#### Data records
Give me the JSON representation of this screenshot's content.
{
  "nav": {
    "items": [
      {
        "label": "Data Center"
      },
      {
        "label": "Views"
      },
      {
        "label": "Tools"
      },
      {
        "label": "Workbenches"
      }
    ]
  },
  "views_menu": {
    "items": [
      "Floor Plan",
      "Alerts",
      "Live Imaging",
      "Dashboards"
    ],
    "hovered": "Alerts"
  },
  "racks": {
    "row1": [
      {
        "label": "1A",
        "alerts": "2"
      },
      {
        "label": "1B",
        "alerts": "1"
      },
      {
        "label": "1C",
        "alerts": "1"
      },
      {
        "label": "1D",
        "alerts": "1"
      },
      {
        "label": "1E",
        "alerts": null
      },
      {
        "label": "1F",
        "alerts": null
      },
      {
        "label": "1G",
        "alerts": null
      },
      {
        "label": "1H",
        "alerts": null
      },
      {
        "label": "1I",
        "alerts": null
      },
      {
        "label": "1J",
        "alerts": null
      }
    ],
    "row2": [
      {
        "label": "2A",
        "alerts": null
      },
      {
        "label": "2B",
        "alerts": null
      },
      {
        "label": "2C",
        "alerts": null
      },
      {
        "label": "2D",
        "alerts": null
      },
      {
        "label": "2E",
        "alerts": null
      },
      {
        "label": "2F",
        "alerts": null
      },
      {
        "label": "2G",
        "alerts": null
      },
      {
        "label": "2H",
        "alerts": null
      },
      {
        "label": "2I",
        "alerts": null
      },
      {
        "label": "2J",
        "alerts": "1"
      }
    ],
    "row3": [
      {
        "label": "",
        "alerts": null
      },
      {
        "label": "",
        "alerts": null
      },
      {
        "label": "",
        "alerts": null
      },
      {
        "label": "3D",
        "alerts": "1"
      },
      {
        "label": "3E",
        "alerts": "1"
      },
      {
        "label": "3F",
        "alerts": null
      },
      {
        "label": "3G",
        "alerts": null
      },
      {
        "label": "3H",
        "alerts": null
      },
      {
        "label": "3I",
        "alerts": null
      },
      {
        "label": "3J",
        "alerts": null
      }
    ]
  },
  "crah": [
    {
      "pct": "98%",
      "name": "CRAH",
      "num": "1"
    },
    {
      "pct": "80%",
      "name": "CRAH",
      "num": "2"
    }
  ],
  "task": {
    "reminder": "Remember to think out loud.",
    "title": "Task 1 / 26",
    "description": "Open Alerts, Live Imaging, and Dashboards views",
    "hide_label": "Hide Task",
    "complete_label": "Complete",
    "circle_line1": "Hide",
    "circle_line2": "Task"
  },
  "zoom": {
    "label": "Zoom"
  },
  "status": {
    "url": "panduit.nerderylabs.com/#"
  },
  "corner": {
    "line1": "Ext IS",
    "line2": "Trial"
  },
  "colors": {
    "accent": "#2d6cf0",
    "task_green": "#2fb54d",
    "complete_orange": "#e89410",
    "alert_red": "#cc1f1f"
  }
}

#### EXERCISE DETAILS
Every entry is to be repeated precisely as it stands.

#### COMPLETED EXERCISE
Give me the JSON representation of this screenshot's content.
{
  "nav": {
    "items": [
      {
        "label": "Data Center"
      },
      {
        "label": "Views"
      },
      {
        "label": "Tools"
      },
      {
        "label": "Workbenches"
      }
    ]
  },
  "views_menu": {
    "items": [
      "Floor Plan",
      "Alerts",
      "Live Imaging",
      "Dashboards"
    ],
    "hovered": "Alerts"
  },
  "racks": {
    "row1": [
      {
        "label": "1A",
        "alerts": "2"
      },
      {
        "label": "1B",
        "alerts": "1"
      },
      {
        "label": "1C",
        "alerts": "1"
      },
      {
        "label": "1D",
        "alerts": "1"
      },
      {
        "label": "1E",
        "alerts": null
      },
      {
        "label": "1F",
        "alerts": null
      },
      {
        "label": "1G",
        "alerts": null
      },
      {
        "label": "1H",
        "alerts": null
      },
      {
        "label": "1I",
        "alerts": null
      },
      {
        "label": "1J",
        "alerts": null
      }
    ],
    "row2": [
      {
        "label": "2A",
        "alerts": null
      },
      {
        "label": "2B",
        "alerts": null
      },
      {
        "label": "2C",
        "alerts": null
      },
      {
        "label": "2D",
        "alerts": null
      },
      {
        "label": "2E",
        "alerts": null
      },
      {
        "label": "2F",
        "alerts": null
      },
      {
        "label": "2G",
        "alerts": null
      },
      {
        "label": "2H",
        "alerts": null
      },
      {
        "label": "2I",
        "alerts": null
      },
      {
        "label": "2J",
        "alerts": "1"
      }
    ],
    "row3": [
      {
        "label": "",
        "alerts": null
      },
      {
        "label": "",
        "alerts": null
      },
      {
        "label": "",
        "alerts": null
      },
      {
        "label": "3D",
        "alerts": "1"
      },
      {
        "label": "3E",
        "alerts": "1"
      },
      {
        "label": "3F",
        "alerts": null
      },
      {
        "label": "3G",
        "alerts": null
      },
      {
        "label": "3H",
        "alerts": null
      },
      {
        "label": "3I",
        "alerts": null
      },
      {
        "label": "3J",
        "alerts": null
      }
    ]
  },
  "crah": [
    {
      "pct": "98%",
      "name": "CRAH",
      "num": "1"
    },
    {
      "pct": "80%",
      "name": "CRAH",
      "num": "2"
    }
  ],
  "task": {
    "reminder": "Remember to think out loud.",
    "title": "Task 1 / 26",
    "description": "Open Alerts, Live Imaging, and Dashboards views",
    "hide_label": "Hide Task",
    "complete_label": "Complete",
    "circle_line1": "Hide",
    "circle_line2": "Task"
  },
  "zoom": {
    "label": "Zoom"
  },
  "status": {
    "url": "panduit.nerderylabs.com/#"
  },
  "corner": {
    "line1": "Ext IS",
    "line2": "Trial"
  },
  "colors": {
    "accent": "#2d6cf0",
    "task_green": "#2fb54d",
    "complete_orange": "#e89410",
    "alert_red": "#cc1f1f"
  }
}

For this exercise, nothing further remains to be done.